Transitioning to Kibble
Ferret kits are typically weaned at 6 weeks, and you can offer a baby ferret hard kibble immediately at weaning. For a better transition, soften the kibble with a small amount of water. You can put the moistened kibble in the refrigerator for a brief time to let it soften before you offer it to your little pal. If he's a picky eater, consider adding a small amount of kitten milk replacer to the kibble. Gradually reduce softening of the kibble over the next two months, until you are feeding solely dry kibble.
Numerous commercial ferret foods are available for you to choose among. If you find the choices overwhelming, keep in mind that ferrets, which are domesticated predators in the weasel family, are obligate carnivores. That means they must get their nutrients only from the flesh and organs of other animals, and not from vegetable matter. Ferrets need high-protein, low-carbohydrate foods. Read the ingredients lists on the labels. You want to find meat-based protein sources such as “chicken” or “chicken by-product" as the top listed ingredients. Ferrets do not digest fiber, and excess plant-based protein can lead to health complications, including metabolic issues. Excess carbohydrates also cause health problems.
While cats also are obligate carnivores, their needs are somewhat different than those of ferrets. Premium cat foods, such as those sold exclusively through pet specialty stores or by veterinarians, are also nutritionally adequate for ferrets, but other cat foods cannot serve as ferret foods. Ferrets need most of their calories to come from fat, which not all cat foods offer in high enough quantities. You should offer all or most of your ferret's diet as hard kibble, which is balanced for their needs; ferrets cannot consume enough canned food to meet their needs.
Some advocates believe feeding raw foods or only meat is best for the health of a ferret, because such a diet most closely resembles what ferrets would eat in the wild: foods low in carbohydrates and high in protein. However, raw foods pose inherent health risks for both ferrets and humans, including Salmonella and E. coli infection.

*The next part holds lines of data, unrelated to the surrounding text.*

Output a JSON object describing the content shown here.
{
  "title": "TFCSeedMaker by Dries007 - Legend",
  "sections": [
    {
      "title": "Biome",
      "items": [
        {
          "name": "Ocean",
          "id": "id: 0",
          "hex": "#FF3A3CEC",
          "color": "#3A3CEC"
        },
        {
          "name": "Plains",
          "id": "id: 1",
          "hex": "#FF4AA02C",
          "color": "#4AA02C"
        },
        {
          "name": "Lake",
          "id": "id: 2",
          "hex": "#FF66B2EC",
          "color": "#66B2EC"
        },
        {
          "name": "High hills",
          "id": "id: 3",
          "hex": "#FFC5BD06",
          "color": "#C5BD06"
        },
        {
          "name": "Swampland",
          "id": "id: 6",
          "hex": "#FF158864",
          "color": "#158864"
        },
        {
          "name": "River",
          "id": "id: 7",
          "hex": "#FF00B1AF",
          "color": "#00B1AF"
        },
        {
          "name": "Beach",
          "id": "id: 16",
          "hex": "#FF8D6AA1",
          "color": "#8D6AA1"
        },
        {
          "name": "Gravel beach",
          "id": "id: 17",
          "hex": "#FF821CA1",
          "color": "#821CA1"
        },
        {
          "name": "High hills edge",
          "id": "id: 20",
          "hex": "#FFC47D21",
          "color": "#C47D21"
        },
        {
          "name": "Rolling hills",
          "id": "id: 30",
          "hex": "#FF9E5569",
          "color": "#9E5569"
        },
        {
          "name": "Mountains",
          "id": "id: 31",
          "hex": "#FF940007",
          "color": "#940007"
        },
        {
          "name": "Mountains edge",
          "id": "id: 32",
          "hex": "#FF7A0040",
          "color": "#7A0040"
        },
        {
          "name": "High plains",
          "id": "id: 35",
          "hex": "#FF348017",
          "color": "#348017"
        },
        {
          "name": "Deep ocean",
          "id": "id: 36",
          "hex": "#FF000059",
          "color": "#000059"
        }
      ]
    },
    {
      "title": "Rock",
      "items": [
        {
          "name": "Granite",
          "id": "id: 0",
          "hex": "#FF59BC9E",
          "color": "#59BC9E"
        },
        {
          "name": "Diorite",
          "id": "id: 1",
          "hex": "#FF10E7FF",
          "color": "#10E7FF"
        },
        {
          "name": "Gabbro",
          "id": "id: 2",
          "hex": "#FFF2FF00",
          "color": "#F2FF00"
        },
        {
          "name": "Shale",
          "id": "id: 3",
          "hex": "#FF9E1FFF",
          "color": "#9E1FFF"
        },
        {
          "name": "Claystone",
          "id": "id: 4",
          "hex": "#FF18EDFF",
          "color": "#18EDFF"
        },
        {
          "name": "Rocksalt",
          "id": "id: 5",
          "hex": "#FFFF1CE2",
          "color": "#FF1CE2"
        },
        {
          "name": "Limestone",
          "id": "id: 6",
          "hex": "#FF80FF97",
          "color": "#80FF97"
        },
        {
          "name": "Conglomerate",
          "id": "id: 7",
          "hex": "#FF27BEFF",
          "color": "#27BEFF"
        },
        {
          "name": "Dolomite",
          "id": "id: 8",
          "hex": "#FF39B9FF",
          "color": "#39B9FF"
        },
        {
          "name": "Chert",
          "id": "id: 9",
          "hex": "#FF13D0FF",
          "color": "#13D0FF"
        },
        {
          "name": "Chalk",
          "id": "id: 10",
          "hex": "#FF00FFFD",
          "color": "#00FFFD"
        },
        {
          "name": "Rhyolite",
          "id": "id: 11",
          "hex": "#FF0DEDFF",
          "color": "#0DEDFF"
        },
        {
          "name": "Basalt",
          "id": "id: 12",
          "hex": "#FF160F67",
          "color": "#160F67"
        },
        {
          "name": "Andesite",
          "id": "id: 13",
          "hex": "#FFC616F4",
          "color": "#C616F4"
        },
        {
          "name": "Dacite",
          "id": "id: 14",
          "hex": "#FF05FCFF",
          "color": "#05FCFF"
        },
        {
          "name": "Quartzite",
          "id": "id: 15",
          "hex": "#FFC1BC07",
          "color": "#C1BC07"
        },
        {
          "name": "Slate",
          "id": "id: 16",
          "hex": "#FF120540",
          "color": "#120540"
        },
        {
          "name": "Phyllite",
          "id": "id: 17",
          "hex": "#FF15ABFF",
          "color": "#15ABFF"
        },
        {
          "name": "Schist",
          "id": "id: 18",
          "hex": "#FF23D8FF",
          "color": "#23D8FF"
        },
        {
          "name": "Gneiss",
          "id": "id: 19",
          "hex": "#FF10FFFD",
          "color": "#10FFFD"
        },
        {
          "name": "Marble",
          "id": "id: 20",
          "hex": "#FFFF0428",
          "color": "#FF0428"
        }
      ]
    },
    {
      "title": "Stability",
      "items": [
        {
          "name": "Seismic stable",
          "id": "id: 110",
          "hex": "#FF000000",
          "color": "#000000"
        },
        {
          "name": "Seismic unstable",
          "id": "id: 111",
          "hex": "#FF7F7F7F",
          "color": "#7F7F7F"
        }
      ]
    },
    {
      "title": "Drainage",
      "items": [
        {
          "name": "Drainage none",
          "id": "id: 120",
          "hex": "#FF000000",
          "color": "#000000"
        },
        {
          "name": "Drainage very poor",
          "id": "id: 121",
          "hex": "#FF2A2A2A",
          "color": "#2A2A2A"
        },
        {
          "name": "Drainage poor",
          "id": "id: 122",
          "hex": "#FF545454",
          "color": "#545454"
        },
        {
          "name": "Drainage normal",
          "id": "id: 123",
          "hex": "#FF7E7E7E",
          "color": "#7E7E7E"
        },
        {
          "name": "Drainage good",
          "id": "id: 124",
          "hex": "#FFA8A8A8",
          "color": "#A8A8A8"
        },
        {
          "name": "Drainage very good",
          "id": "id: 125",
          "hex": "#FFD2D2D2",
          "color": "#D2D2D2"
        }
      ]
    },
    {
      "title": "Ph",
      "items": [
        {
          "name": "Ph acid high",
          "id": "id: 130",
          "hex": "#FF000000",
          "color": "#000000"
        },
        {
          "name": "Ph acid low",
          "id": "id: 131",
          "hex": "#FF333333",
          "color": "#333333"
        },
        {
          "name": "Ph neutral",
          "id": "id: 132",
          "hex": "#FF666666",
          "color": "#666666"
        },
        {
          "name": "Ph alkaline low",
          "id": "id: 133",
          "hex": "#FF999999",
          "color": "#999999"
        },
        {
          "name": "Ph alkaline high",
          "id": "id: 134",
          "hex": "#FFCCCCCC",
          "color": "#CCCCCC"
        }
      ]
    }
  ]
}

If you feed only meat, your little ferret will not get all of the nutrients he needs. These nutrients come from sources such as liver and bone. For your ferret's health, it's important to feed a more complete, commercially prepared diet.
Feeding Your Ferret
Your veterinarian can help you choose the proper diet for your little pal at weaning and as he matures. It's important to minimize snacks and “human food.” Such extras will unbalance your pal's diet. Many snacks are higher in carbohydrates than is good for your ferret. Frequent, small, balanced meals are essential to his health.
Feed your buddy in a ceramic or stainless steel bowl, and wash it after each feeding to prevent the buildup of germs. If you have more than one ferret, provide multiple food bowls and place small amounts of food in each. Offer small amounts of food every few hours, and keep track of how much your ferret is eating. Ferrets often kick food out of their bowls. If you leave room in their bowls for this, you will have less mess to clean up. Ferrets often try to hide excess food to consume later. If you are finding food stored in hiding places, reduce the amount you're offering at each meal.
- Ferrets; E. Lynn “Fox” Morton and Christine Mathis
- Doctors Foster & Smith: Basic Ferret Feeding and Nutrition; Judith A. Bell, DVM PhD
- The Humane Society of the United States: Ferret Feeding
- Creatas/Creatas/Getty Images